[Instructions to follow]: Look through the lines below and extract any with the word "kind".

[Given information]:
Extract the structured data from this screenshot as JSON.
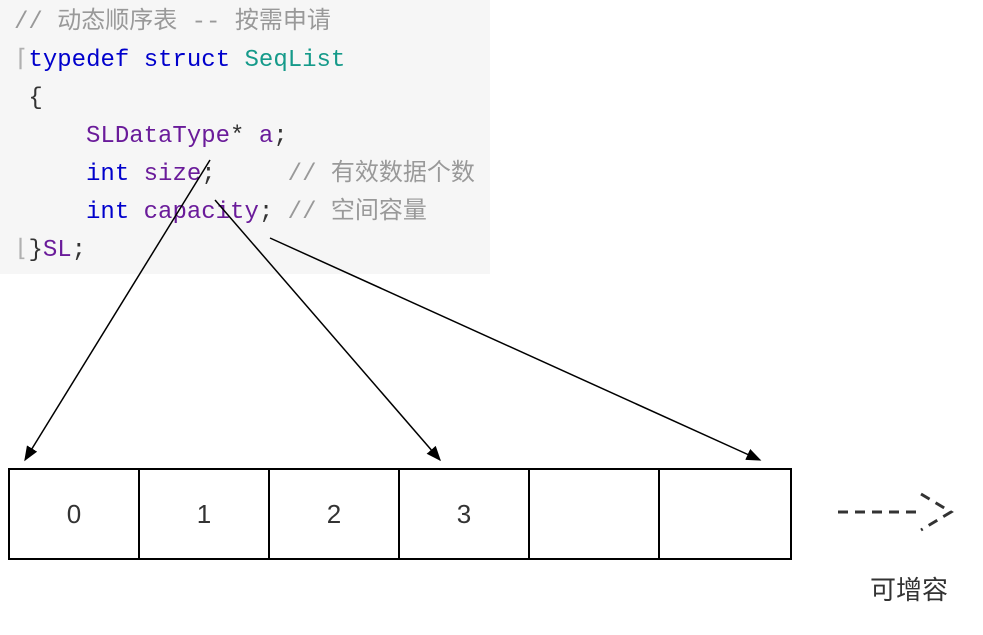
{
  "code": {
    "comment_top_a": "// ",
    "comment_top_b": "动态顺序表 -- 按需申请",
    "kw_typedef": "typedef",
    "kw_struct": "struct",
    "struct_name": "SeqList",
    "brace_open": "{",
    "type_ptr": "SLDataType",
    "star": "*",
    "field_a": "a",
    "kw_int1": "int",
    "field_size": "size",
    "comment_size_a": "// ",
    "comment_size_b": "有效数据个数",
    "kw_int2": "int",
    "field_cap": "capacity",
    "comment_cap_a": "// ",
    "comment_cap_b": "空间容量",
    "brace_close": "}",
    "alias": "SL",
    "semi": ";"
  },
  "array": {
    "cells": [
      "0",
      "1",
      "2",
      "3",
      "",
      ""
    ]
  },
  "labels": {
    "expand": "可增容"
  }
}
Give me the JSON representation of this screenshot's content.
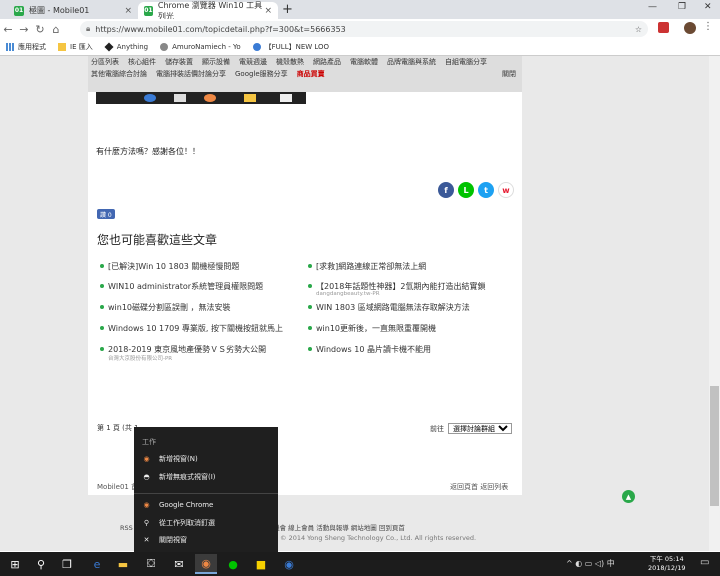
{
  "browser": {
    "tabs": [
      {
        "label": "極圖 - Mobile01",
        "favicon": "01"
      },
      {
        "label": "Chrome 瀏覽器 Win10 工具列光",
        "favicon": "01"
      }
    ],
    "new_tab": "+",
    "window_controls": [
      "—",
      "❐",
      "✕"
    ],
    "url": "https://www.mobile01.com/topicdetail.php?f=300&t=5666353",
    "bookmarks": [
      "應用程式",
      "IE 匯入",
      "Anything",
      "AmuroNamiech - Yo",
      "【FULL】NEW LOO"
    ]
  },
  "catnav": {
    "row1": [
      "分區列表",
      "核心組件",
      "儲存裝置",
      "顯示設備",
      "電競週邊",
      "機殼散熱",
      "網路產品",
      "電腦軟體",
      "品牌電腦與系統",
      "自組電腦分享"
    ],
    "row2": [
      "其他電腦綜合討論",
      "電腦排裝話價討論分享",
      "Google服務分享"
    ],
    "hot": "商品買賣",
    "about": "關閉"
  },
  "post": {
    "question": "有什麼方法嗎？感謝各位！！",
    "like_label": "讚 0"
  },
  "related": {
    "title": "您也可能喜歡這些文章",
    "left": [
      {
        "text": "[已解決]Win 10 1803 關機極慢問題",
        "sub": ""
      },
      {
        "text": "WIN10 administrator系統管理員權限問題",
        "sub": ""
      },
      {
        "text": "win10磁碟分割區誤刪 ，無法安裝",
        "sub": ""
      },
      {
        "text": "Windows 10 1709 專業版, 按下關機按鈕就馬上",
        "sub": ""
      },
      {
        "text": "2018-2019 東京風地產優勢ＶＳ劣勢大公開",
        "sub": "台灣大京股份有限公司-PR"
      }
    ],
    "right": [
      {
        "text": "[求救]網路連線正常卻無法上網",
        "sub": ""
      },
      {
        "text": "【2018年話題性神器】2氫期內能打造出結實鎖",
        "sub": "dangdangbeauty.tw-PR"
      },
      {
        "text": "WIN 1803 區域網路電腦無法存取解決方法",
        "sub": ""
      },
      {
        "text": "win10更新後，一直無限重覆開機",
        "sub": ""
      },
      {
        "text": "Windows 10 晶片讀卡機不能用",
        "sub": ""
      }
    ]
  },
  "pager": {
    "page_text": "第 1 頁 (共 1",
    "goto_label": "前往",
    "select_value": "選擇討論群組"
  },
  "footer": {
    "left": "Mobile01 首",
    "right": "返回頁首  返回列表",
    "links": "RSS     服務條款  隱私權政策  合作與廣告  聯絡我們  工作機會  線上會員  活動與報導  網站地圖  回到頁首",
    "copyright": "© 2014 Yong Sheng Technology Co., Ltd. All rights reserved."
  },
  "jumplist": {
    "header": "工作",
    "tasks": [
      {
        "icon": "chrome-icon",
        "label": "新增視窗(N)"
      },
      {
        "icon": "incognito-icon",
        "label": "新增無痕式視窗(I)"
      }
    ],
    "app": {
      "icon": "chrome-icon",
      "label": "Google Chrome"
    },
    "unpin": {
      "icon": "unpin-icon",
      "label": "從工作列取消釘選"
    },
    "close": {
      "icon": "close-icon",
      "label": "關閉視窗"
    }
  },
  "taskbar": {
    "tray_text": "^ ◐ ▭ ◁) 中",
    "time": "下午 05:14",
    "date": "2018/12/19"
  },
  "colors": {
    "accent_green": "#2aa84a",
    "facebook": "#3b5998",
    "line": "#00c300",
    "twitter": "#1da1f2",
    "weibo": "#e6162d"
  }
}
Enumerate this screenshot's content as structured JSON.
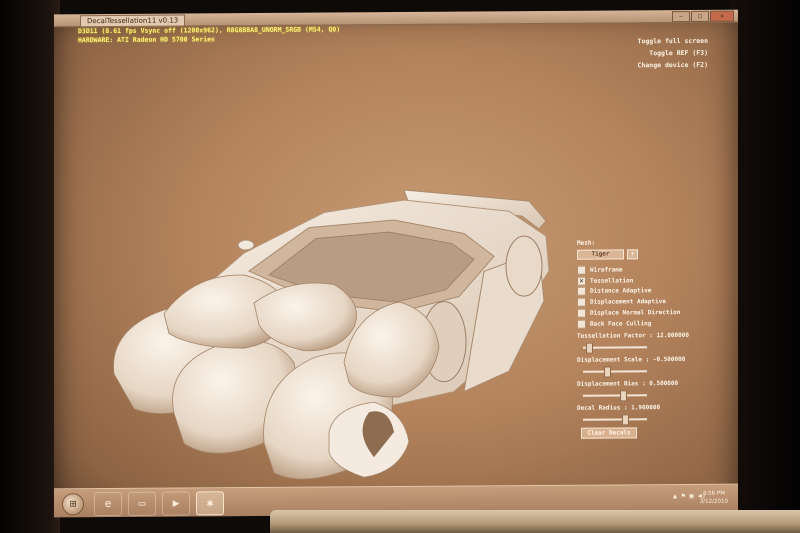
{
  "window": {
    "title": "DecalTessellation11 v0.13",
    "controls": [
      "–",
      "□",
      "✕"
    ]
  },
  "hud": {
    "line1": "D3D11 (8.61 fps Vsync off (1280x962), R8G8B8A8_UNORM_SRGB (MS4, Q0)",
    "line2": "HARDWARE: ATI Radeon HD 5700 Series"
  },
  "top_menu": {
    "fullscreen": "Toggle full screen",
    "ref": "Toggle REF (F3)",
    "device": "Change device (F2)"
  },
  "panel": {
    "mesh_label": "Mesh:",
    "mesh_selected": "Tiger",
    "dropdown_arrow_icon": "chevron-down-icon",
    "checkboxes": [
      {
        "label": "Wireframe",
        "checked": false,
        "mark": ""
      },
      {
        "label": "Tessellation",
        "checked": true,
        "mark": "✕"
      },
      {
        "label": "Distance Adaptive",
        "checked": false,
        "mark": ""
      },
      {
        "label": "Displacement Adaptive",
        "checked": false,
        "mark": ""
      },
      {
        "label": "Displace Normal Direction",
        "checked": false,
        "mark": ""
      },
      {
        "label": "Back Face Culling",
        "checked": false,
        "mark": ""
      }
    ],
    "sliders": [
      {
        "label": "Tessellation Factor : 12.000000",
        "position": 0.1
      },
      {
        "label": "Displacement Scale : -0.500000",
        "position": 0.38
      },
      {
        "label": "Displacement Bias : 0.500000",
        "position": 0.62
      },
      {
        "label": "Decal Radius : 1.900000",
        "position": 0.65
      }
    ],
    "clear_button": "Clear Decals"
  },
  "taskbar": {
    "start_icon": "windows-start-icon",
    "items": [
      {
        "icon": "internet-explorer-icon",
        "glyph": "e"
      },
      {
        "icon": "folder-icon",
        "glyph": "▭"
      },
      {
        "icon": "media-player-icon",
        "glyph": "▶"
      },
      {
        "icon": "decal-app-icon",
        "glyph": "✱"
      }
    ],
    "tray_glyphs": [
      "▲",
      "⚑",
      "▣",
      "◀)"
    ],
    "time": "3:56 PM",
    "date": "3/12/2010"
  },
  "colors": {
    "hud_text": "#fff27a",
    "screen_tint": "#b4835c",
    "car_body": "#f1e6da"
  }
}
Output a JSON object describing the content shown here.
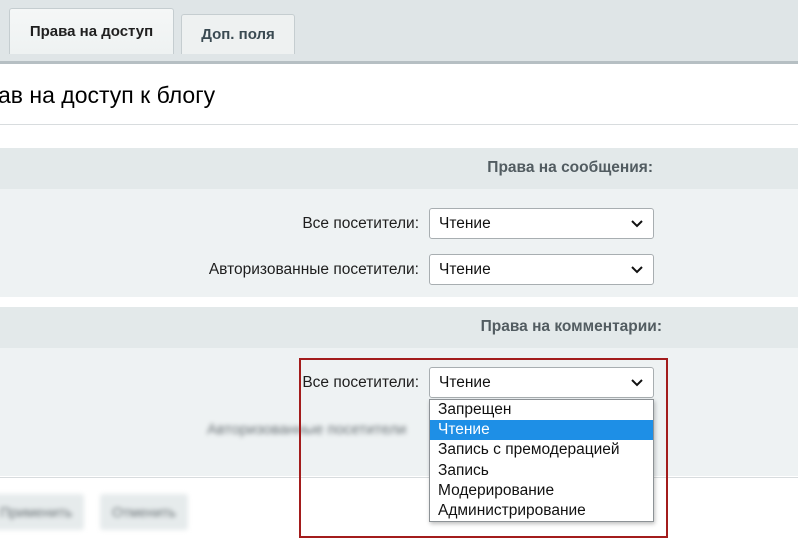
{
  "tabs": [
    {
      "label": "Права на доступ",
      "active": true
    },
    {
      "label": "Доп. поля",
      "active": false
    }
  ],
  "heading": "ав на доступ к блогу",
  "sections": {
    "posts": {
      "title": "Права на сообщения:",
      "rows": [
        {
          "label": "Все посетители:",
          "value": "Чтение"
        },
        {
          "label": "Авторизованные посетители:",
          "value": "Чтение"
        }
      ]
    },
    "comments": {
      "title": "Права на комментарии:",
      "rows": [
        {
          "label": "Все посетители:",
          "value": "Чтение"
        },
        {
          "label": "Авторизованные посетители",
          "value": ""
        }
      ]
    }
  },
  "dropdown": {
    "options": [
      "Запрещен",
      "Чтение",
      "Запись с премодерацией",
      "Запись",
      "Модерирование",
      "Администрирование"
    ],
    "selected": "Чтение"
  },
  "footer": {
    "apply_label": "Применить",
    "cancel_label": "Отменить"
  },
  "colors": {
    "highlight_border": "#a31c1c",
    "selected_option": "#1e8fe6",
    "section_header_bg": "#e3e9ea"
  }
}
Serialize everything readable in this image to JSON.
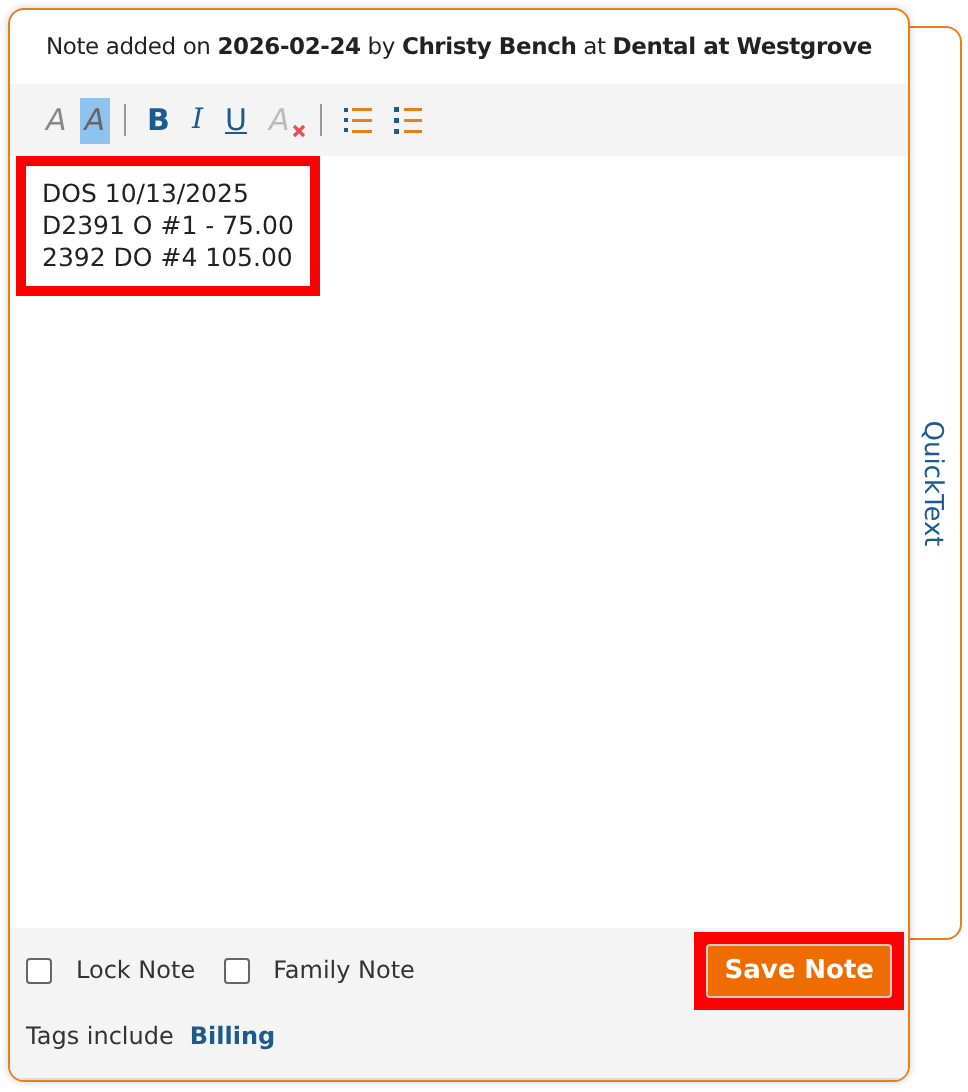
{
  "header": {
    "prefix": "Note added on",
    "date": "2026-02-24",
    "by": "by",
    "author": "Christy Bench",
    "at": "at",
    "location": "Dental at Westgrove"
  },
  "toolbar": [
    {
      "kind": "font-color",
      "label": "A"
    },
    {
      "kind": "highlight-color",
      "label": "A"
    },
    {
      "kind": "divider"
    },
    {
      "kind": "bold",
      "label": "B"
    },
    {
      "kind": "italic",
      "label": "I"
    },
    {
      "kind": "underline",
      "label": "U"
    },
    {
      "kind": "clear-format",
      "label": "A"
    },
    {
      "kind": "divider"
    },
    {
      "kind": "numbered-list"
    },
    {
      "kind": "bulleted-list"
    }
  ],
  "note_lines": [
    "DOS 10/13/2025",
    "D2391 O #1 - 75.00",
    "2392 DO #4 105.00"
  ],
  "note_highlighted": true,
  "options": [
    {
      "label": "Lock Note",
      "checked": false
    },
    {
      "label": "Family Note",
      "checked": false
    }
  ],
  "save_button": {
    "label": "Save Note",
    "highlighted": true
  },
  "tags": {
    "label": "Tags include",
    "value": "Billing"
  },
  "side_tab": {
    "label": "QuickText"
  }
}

[Response for this exercise]:
      "kind": "font-color",
      "kind": "highlight-color",
      "kind": "divider"
      "kind": "bold",
      "kind": "italic",
      "kind": "underline",
      "kind": "clear-format",
      "kind": "divider"
      "kind": "numbered-list"
      "kind": "bulleted-list"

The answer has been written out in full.